At the end of the day though, if your data isn’t being used for anything, it’s just a bunch of numbers sitting on your phone screen… or somewhere. Between the smart scale, apple watch, MyFitnessPal, and sleep tracker, almost every detail of my life is being tracked from the number of hours slept, weight, steps, calories burned, heart rate (active and resting) and my caloric and macronutrient intake.
Realistically, this data is all simply information that’s “nice to know”. I highly doubt any of the competitive bodybuilders from a few decades ago were actively tracking this information. That being said, now that fitness trackers are on the rise and everything has to be “smart” and connect with your phone, I also think it’s more important than ever to make sense of what everything actually means.
A good analogy that struck me while I was on my commute today involved the assessment cycle. There’s this notion that assessment occurs on a cycle instead of a linear pathway, where once you’ve collected and analyzed your data, it’s important to utilize the data to change your program or services. Typically, this involves a survey and using the survey data to actually improve programming instead of just saying “well that’s great, we did a survey!”.
On the research end, just imagine if Darwin spent years collecting specimen, and simply said “well great! I have tons of pretty pictures in a book, my work here is done”. Well evolution would probably have been coined by someone else.
An exaggerated example aside, the importance of using data can be demonstrated, albeit in a relatively obnoxious fashion. The app that I use is to do this is Addapp. Addapp utilizes all of the data that you may or may not track and create meaningful connections and suggestions (that they call Action Points) to actually use the data to improve your health.
So far a lot of the information is “relative” to other users, but what the app currently offers is promising. During the few minutes I have off work, I check the app to see what new insights have been generated to see if there are any actionable things that I might consider changing, or if it’s simply time to reinforce that I’ve been doing good.
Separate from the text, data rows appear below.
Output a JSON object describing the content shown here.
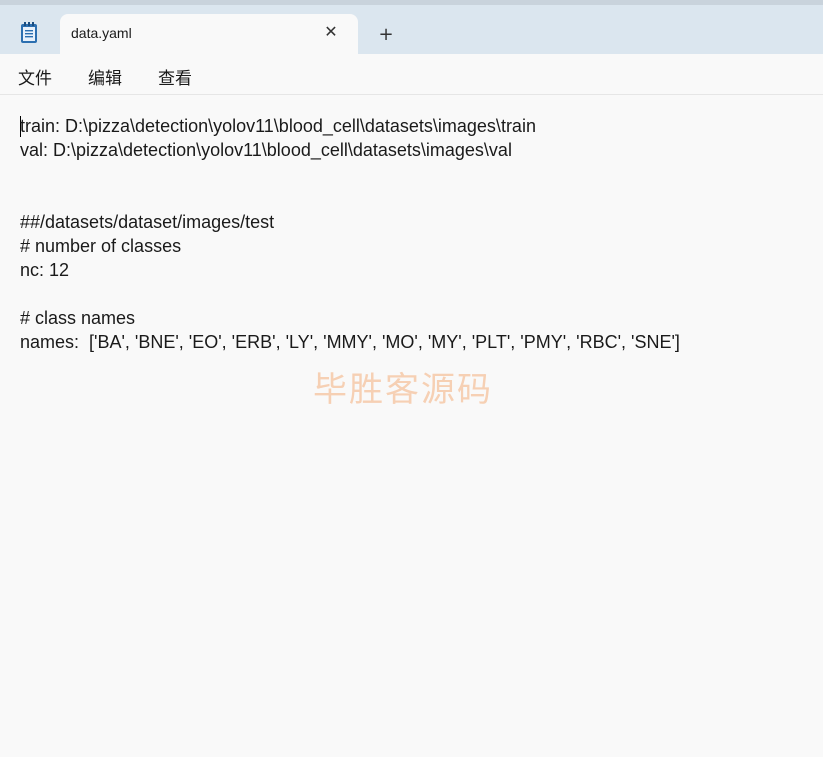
{
  "window": {
    "tab_title": "data.yaml",
    "close_glyph": "✕",
    "new_tab_glyph": "+"
  },
  "menu": {
    "file": "文件",
    "edit": "编辑",
    "view": "查看"
  },
  "editor": {
    "lines": [
      "train: D:\\pizza\\detection\\yolov11\\blood_cell\\datasets\\images\\train",
      "val: D:\\pizza\\detection\\yolov11\\blood_cell\\datasets\\images\\val",
      "",
      "",
      "##/datasets/dataset/images/test",
      "# number of classes",
      "nc: 12",
      "",
      "# class names",
      "names:  ['BA', 'BNE', 'EO', 'ERB', 'LY', 'MMY', 'MO', 'MY', 'PLT', 'PMY', 'RBC', 'SNE']"
    ]
  },
  "watermark": "毕胜客源码",
  "colors": {
    "titlebar": "#dbe6ef",
    "editor_bg": "#f9f9f9",
    "watermark": "#f6c9a8"
  },
  "icons": {
    "app": "notepad-icon",
    "close": "close-icon",
    "new_tab": "plus-icon"
  }
}
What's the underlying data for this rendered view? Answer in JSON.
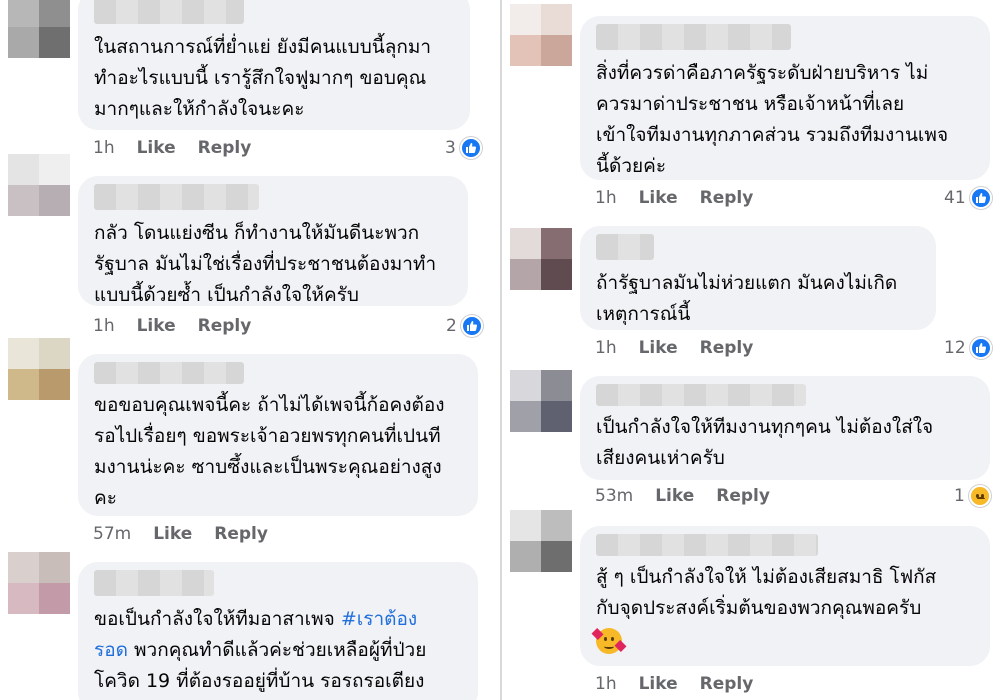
{
  "actions": {
    "like": "Like",
    "reply": "Reply"
  },
  "left_column": [
    {
      "text": "ในสถานการณ์ที่ย่ำแย่ ยังมีคนแบบนี้ลุกมา\nทำอะไรแบบนี้ เรารู้สึกใจฟูมากๆ ขอบคุณ\nมากๆและให้กำลังใจนะคะ",
      "time": "1h",
      "reactions": "3",
      "reaction_icon": "like-icon"
    },
    {
      "text": "กลัว โดนแย่งซีน ก็ทำงานให้มันดีนะพวก\nรัฐบาล มันไม่ใช่เรื่องที่ประชาชนต้องมาทำ\nแบบนี้ด้วยซ้ำ เป็นกำลังใจให้ครับ",
      "time": "1h",
      "reactions": "2",
      "reaction_icon": "like-icon"
    },
    {
      "text": "ขอขอบคุณเพจนี้คะ ถ้าไม่ได้เพจนี้ก้อคงต้อง\nรอไปเรื่อยๆ ขอพระเจ้าอวยพรทุกคนที่เปนที\nมงานน่ะคะ ซาบซึ้งและเป็นพระคุณอย่างสูง\nคะ",
      "time": "57m",
      "reactions": "",
      "reaction_icon": ""
    },
    {
      "text_before": "ขอเป็นกำลังใจให้ทีมอาสาเพจ ",
      "hashtag": "#เราต้อง\nรอด",
      "text_after": " พวกคุณทำดีแล้วค่ะช่วยเหลือผู้ที่ป่วย\nโควิด 19 ที่ต้องรออยู่ที่บ้าน รอรถรอเตียง",
      "time": "",
      "reactions": "",
      "reaction_icon": ""
    }
  ],
  "right_column": [
    {
      "text": "สิ่งที่ควรด่าคือภาครัฐระดับฝ่ายบริหาร ไม่\nควรมาด่าประชาชน หรือเจ้าหน้าที่เลย\nเข้าใจทีมงานทุกภาคส่วน รวมถึงทีมงานเพจ\nนี้ด้วยค่ะ",
      "time": "1h",
      "reactions": "41",
      "reaction_icon": "like-icon"
    },
    {
      "text": "ถ้ารัฐบาลมันไม่ห่วยแตก มันคงไม่เกิด\nเหตุการณ์นี้",
      "time": "1h",
      "reactions": "12",
      "reaction_icon": "like-icon"
    },
    {
      "text": "เป็นกำลังใจให้ทีมงานทุกๆคน ไม่ต้องใส่ใจ\nเสียงคนเห่าครับ",
      "time": "53m",
      "reactions": "1",
      "reaction_icon": "sad-icon"
    },
    {
      "text": "สู้ ๆ เป็นกำลังใจให้ ไม่ต้องเสียสมาธิ โฟกัส\nกับจุดประสงค์เริ่มต้นของพวกคุณพอครับ",
      "emoji": "smiling-face-with-hearts-icon",
      "time": "1h",
      "reactions": "",
      "reaction_icon": ""
    }
  ],
  "avatar_colors": {
    "l0": [
      "#b7b7b7",
      "#8f8f8f",
      "#a9a9a9",
      "#6f6f6f"
    ],
    "l1": [
      "#e4e4e4",
      "#efefef",
      "#c9c0c4",
      "#b6aeb2"
    ],
    "l2": [
      "#e9e6d9",
      "#dcd6c4",
      "#cfb98a",
      "#b89a6c"
    ],
    "l3": [
      "#d9d0cd",
      "#c9bdb9",
      "#d7b9c2",
      "#c39aa8"
    ],
    "r0": [
      "#f2ecea",
      "#e9dcd7",
      "#e3c2b8",
      "#caa69b"
    ],
    "r1": [
      "#e3dada",
      "#866d72",
      "#b4a6a8",
      "#5f4b50"
    ],
    "r2": [
      "#d7d7dc",
      "#8b8c94",
      "#9fa0a8",
      "#5f6170"
    ],
    "r3": [
      "#e5e5e5",
      "#bdbdbd",
      "#b0afaf",
      "#6e6e6e"
    ]
  }
}
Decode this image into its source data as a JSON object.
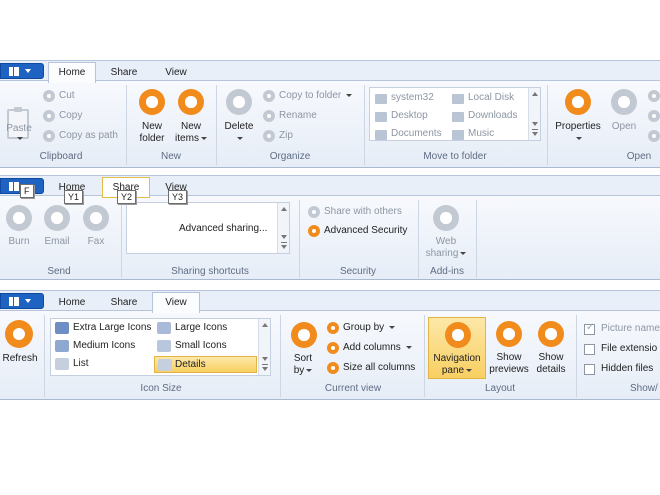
{
  "tabs": {
    "home": "Home",
    "share": "Share",
    "view": "View"
  },
  "home": {
    "clipboard": {
      "paste": "Paste",
      "cut": "Cut",
      "copy": "Copy",
      "copy_as_path": "Copy as path",
      "group": "Clipboard"
    },
    "new": {
      "new_folder": [
        "New",
        "folder"
      ],
      "new_items": [
        "New",
        "items"
      ],
      "group": "New"
    },
    "organize": {
      "delete": "Delete",
      "copy_to_folder": "Copy to folder",
      "rename": "Rename",
      "zip": "Zip",
      "group": "Organize"
    },
    "move_to": {
      "system32": "system32",
      "desktop": "Desktop",
      "documents": "Documents",
      "local_disk": "Local Disk",
      "downloads": "Downloads",
      "music": "Music",
      "group": "Move to folder"
    },
    "open": {
      "properties": "Properties",
      "open": "Open",
      "group": "Open"
    }
  },
  "share": {
    "keytips": {
      "file": "F",
      "home": "Y1",
      "share": "Y2",
      "view": "Y3"
    },
    "send": {
      "burn": "Burn",
      "email": "Email",
      "fax": "Fax",
      "group": "Send"
    },
    "sharing_shortcuts": {
      "advanced_sharing": "Advanced sharing...",
      "group": "Sharing shortcuts"
    },
    "security": {
      "share_with_others": "Share with others",
      "advanced_security": "Advanced Security",
      "group": "Security"
    },
    "addins": {
      "web_sharing": [
        "Web",
        "sharing"
      ],
      "group": "Add-ins"
    }
  },
  "view": {
    "refresh": "Refresh",
    "icon_size": {
      "extra_large": "Extra Large Icons",
      "large": "Large Icons",
      "medium": "Medium Icons",
      "small": "Small Icons",
      "list": "List",
      "details": "Details",
      "group": "Icon Size"
    },
    "current_view": {
      "sort_by": [
        "Sort",
        "by"
      ],
      "group_by": "Group by",
      "add_columns": "Add columns",
      "size_all_columns": "Size all columns",
      "group": "Current view"
    },
    "layout": {
      "navigation_pane": [
        "Navigation",
        "pane"
      ],
      "show_previews": [
        "Show",
        "previews"
      ],
      "show_details": [
        "Show",
        "details"
      ],
      "group": "Layout"
    },
    "show_hide": {
      "picture_names": "Picture name",
      "file_extensions": "File extensio",
      "hidden_files": "Hidden files",
      "group": "Show/"
    }
  },
  "colors": {
    "accent_orange": "#f08b1c",
    "disabled_gray": "#c3c9d2",
    "file_button_blue": "#1f63c2",
    "selection_gold": "#f8cf62"
  }
}
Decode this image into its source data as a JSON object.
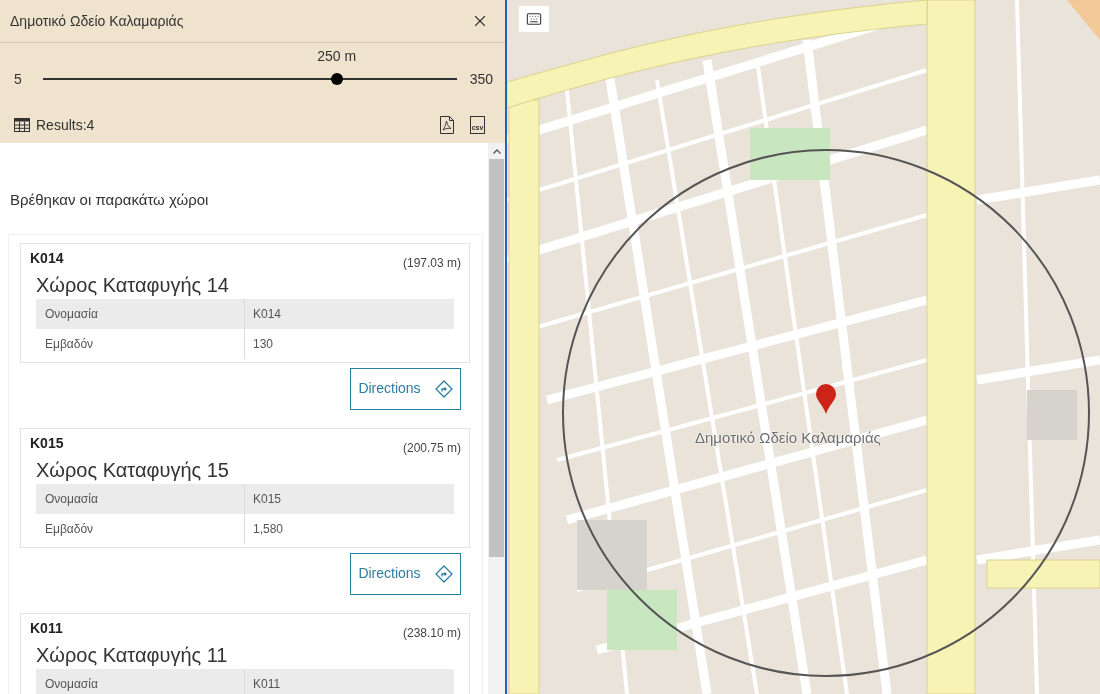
{
  "panel": {
    "title": "Δημοτικό Ωδείο Καλαμαριάς"
  },
  "distance_slider": {
    "min_label": "5",
    "max_label": "350",
    "reading": "250 m",
    "level": 0.71
  },
  "results": {
    "label": "Results:4",
    "csv_label": "csv"
  },
  "list_heading": "Βρέθηκαν οι παρακάτω χώροι",
  "places": [
    {
      "code": "K014",
      "distance": "(197.03 m)",
      "name": "Χώρος Καταφυγής 14",
      "fields": [
        {
          "label": "Ονομασία",
          "value": "K014"
        },
        {
          "label": "Εμβαδόν",
          "value": "130"
        }
      ],
      "action": "Directions"
    },
    {
      "code": "K015",
      "distance": "(200.75 m)",
      "name": "Χώρος Καταφυγής 15",
      "fields": [
        {
          "label": "Ονομασία",
          "value": "K015"
        },
        {
          "label": "Εμβαδόν",
          "value": "1,580"
        }
      ],
      "action": "Directions"
    },
    {
      "code": "K011",
      "distance": "(238.10 m)",
      "name": "Χώρος Καταφυγής 11",
      "fields": [
        {
          "label": "Ονομασία",
          "value": "K011"
        }
      ]
    }
  ],
  "map": {
    "marker_label": "Δημοτικό Ωδείο Καλαμαριάς"
  }
}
Given that the app is free, I’d recommend you to check it out — who knows, with time the app might just provide more insight that creates powerful connections across your different habits!